*** The data ***

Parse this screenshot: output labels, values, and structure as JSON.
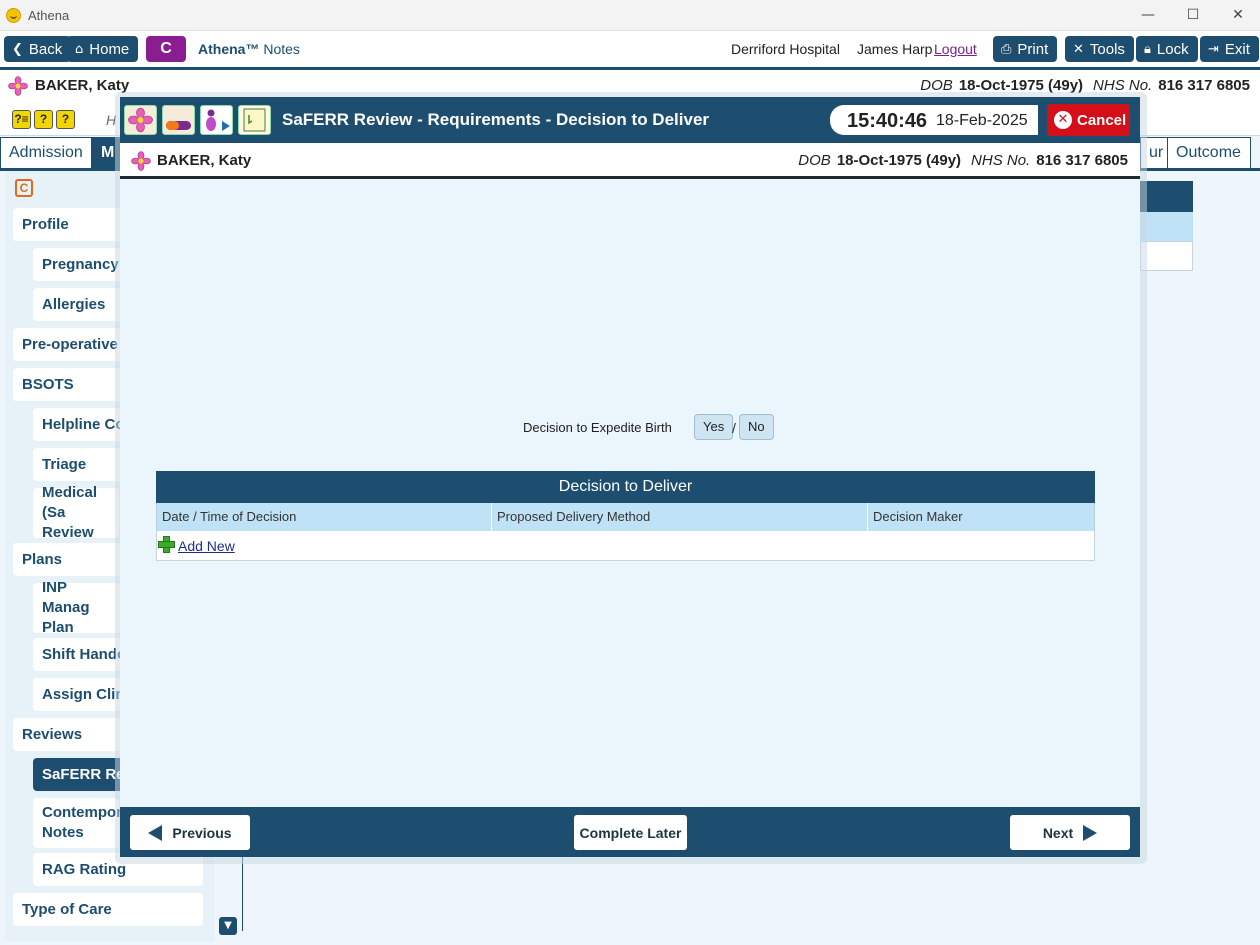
{
  "window": {
    "title": "Athena",
    "minimize": "—",
    "maximize": "☐",
    "close": "✕"
  },
  "toolbar": {
    "back": "Back",
    "home": "Home",
    "c_label": "C",
    "app_name": "Athena™",
    "app_sub": "Notes",
    "hospital": "Derriford Hospital",
    "user": "James Harp",
    "logout": "Logout",
    "print": "Print",
    "tools": "Tools",
    "lock": "Lock",
    "exit": "Exit"
  },
  "patient": {
    "name": "BAKER, Katy",
    "dob_label": "DOB",
    "dob": "18-Oct-1975 (49y)",
    "nhs_label": "NHS No.",
    "nhs": "816 317 6805"
  },
  "background": {
    "help_icons": [
      "?≡",
      "?",
      "?"
    ],
    "header_partial": "H",
    "tabs": [
      {
        "label": "Admission",
        "active": false
      },
      {
        "label": "M",
        "active": true
      },
      {
        "label": "ur",
        "active": false
      },
      {
        "label": "Outcome",
        "active": false
      }
    ],
    "nav": [
      {
        "label": "Profile",
        "level": 0
      },
      {
        "label": "Pregnancy",
        "level": 1
      },
      {
        "label": "Allergies",
        "level": 1
      },
      {
        "label": "Pre-operative",
        "level": 0
      },
      {
        "label": "BSOTS",
        "level": 0
      },
      {
        "label": "Helpline Co",
        "level": 1
      },
      {
        "label": "Triage",
        "level": 1
      },
      {
        "label": "Medical (Sa Review",
        "level": 1
      },
      {
        "label": "Plans",
        "level": 0
      },
      {
        "label": "INP Manag Plan",
        "level": 1
      },
      {
        "label": "Shift Hando",
        "level": 1
      },
      {
        "label": "Assign Clin",
        "level": 1
      },
      {
        "label": "Reviews",
        "level": 0
      },
      {
        "label": "SaFERR Rev",
        "level": 1,
        "active": true
      },
      {
        "label": "Contempor Notes",
        "level": 1
      },
      {
        "label": "RAG Rating",
        "level": 1
      },
      {
        "label": "Type of Care",
        "level": 0
      }
    ]
  },
  "modal": {
    "title": "SaFERR Review - Requirements - Decision to Deliver",
    "time": "15:40:46",
    "date": "18-Feb-2025",
    "cancel": "Cancel",
    "expedite_label": "Decision to Expedite Birth",
    "yes": "Yes",
    "slash": "/",
    "no": "No",
    "table": {
      "title": "Decision to Deliver",
      "columns": [
        "Date / Time of Decision",
        "Proposed Delivery Method",
        "Decision Maker"
      ],
      "add_new": "Add New"
    },
    "footer": {
      "previous": "Previous",
      "complete_later": "Complete Later",
      "next": "Next"
    }
  }
}
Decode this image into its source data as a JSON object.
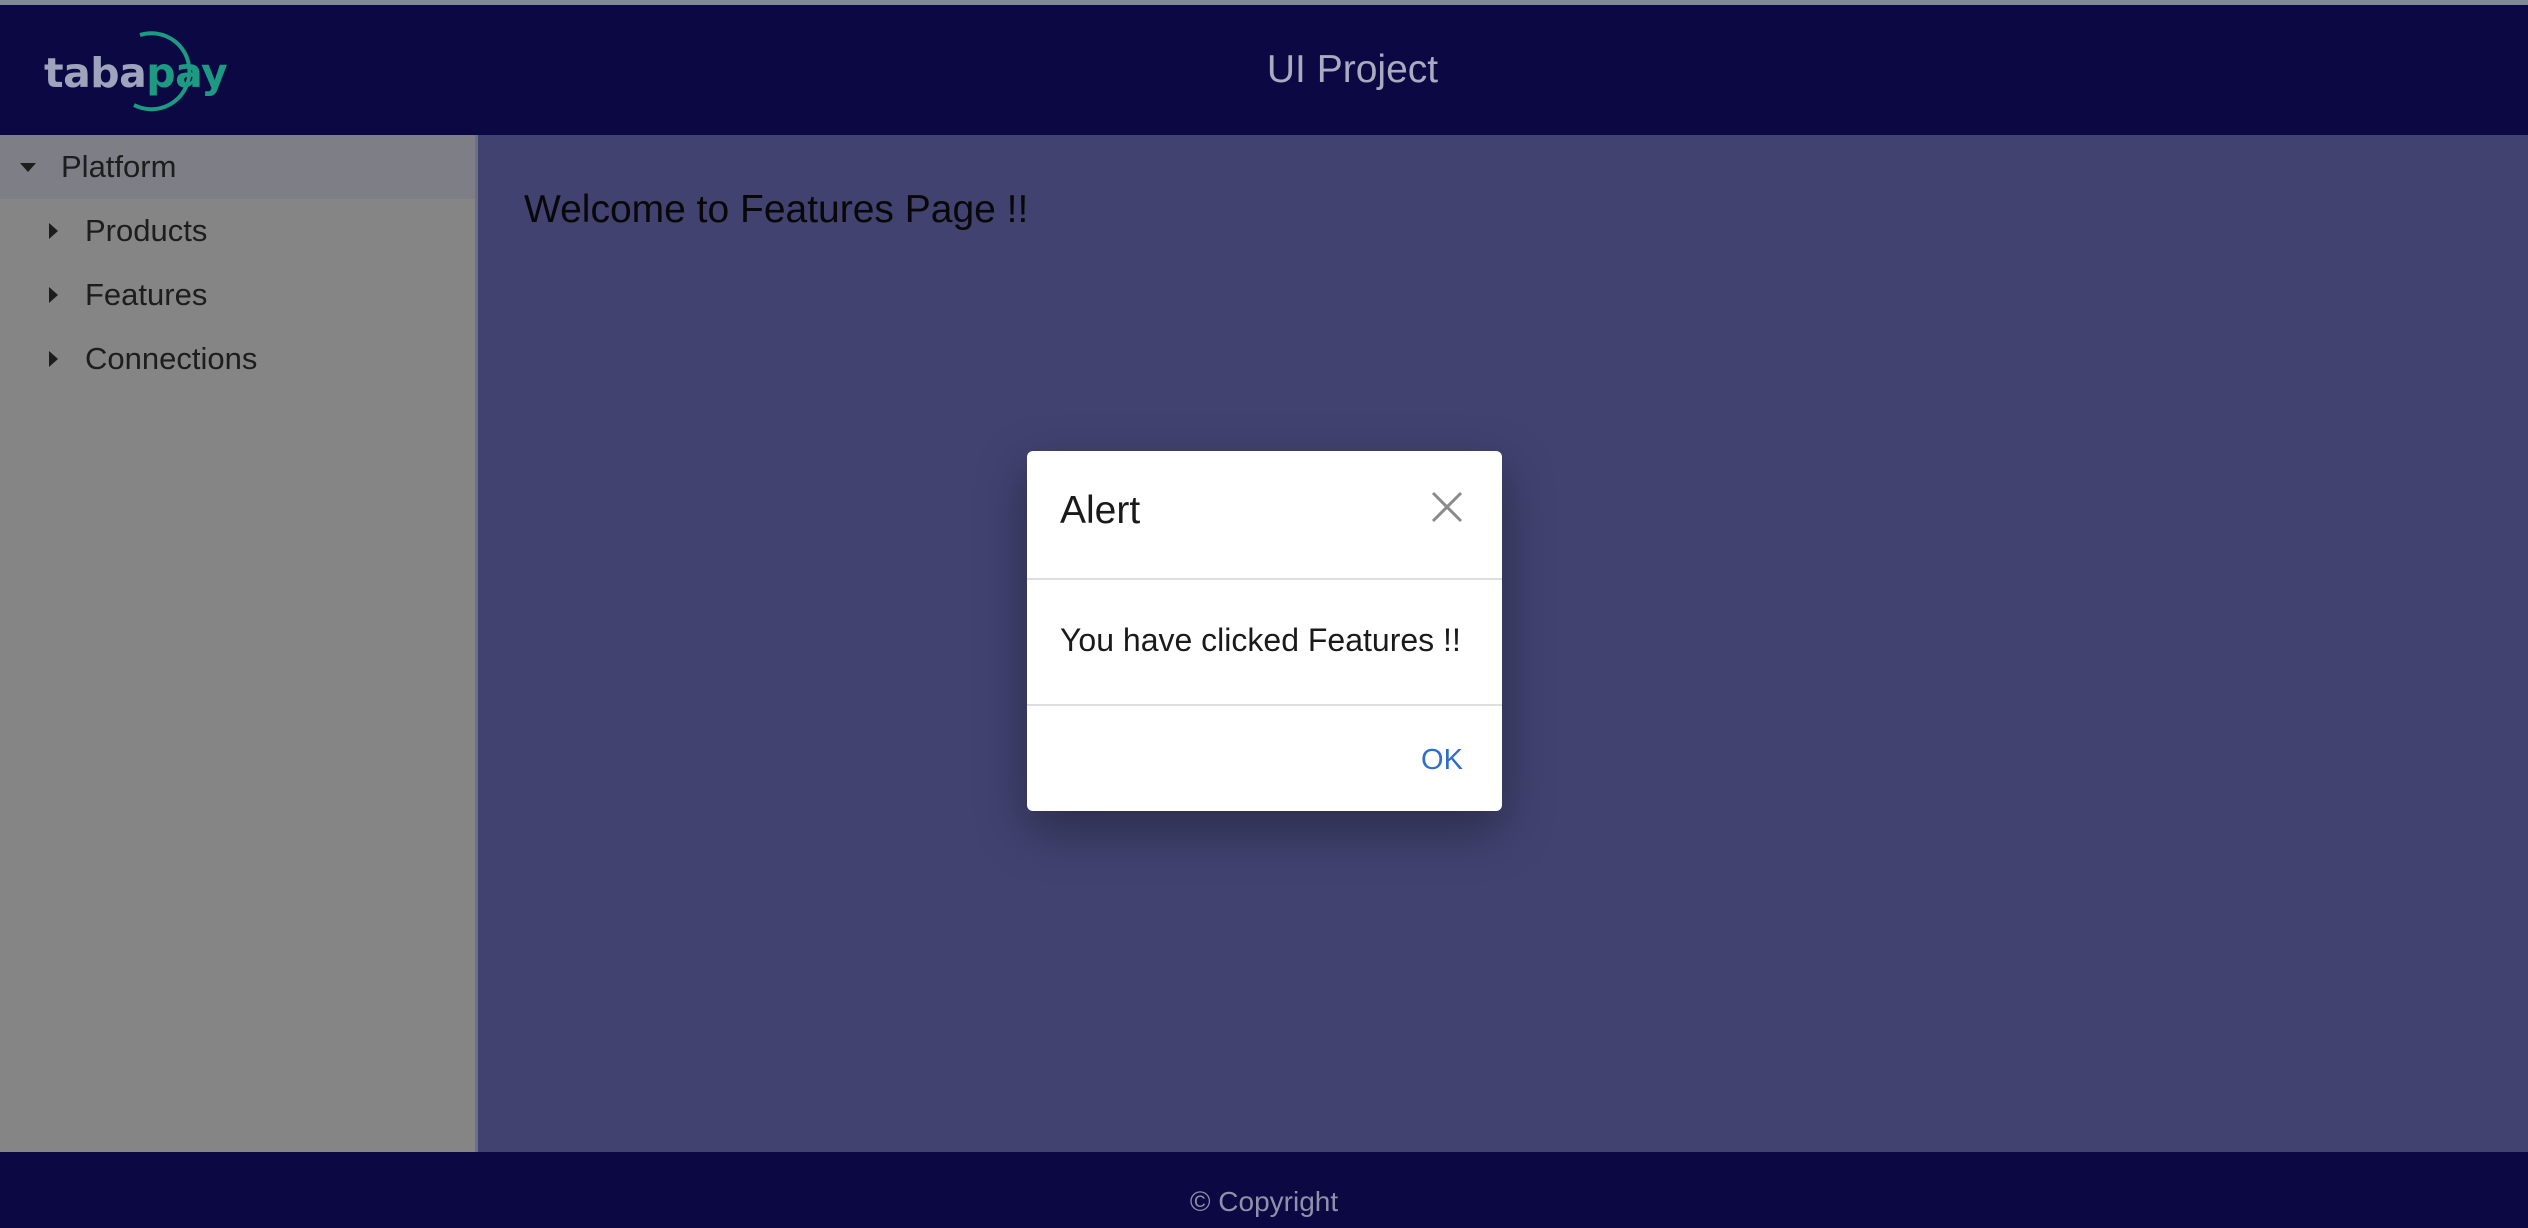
{
  "header": {
    "logo_text_a": "taba",
    "logo_text_b": "pay",
    "title": "UI Project"
  },
  "sidebar": {
    "items": [
      {
        "label": "Platform",
        "expanded": true,
        "selected": true
      },
      {
        "label": "Products",
        "expanded": false
      },
      {
        "label": "Features",
        "expanded": false
      },
      {
        "label": "Connections",
        "expanded": false
      }
    ]
  },
  "main": {
    "title": "Welcome to Features Page !!"
  },
  "dialog": {
    "title": "Alert",
    "message": "You have clicked Features !!",
    "ok_label": "OK",
    "close_icon": "close-icon"
  },
  "footer": {
    "copyright": "© Copyright"
  },
  "colors": {
    "header_bg": "#0c0844",
    "main_bg": "#414270",
    "sidebar_bg": "#858585",
    "logo_accent": "#1d9a82",
    "link_blue": "#2b6ed0"
  }
}
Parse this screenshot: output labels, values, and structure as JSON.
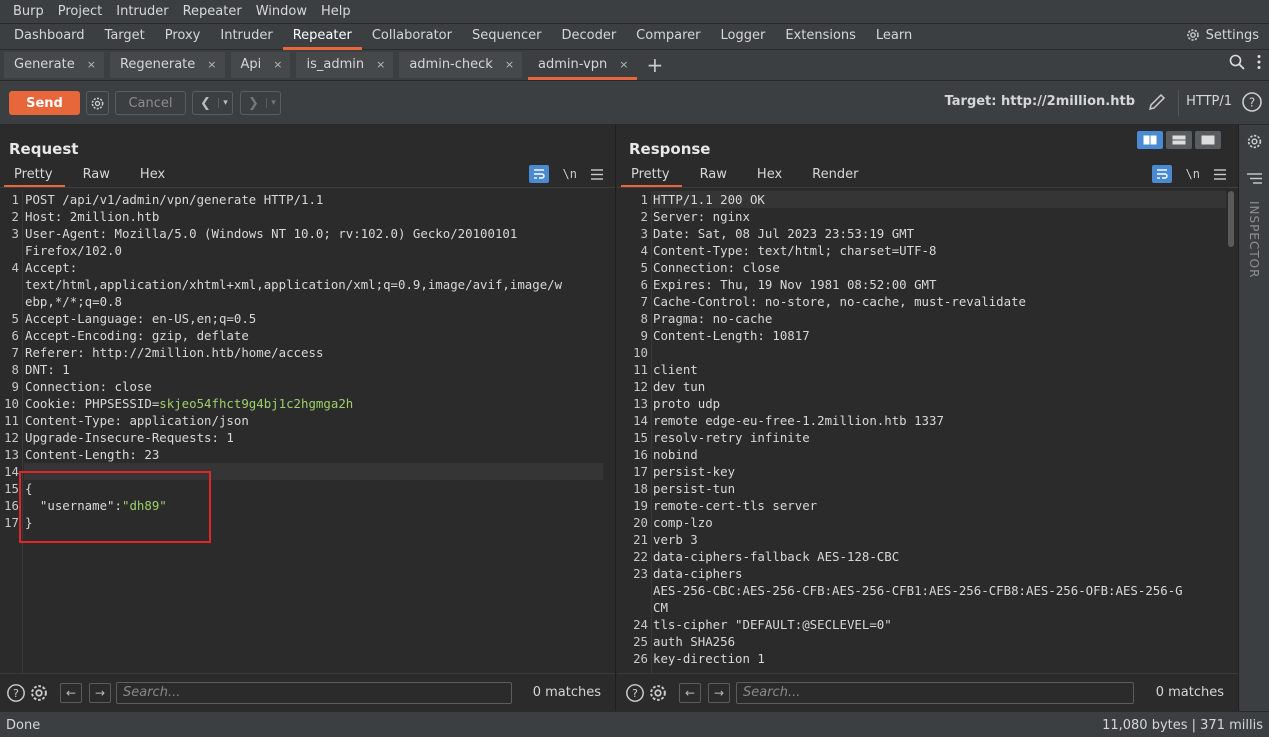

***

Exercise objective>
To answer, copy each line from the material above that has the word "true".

Task result>
        "active": true
        "active": true
        "expanded": true,
        "selected": true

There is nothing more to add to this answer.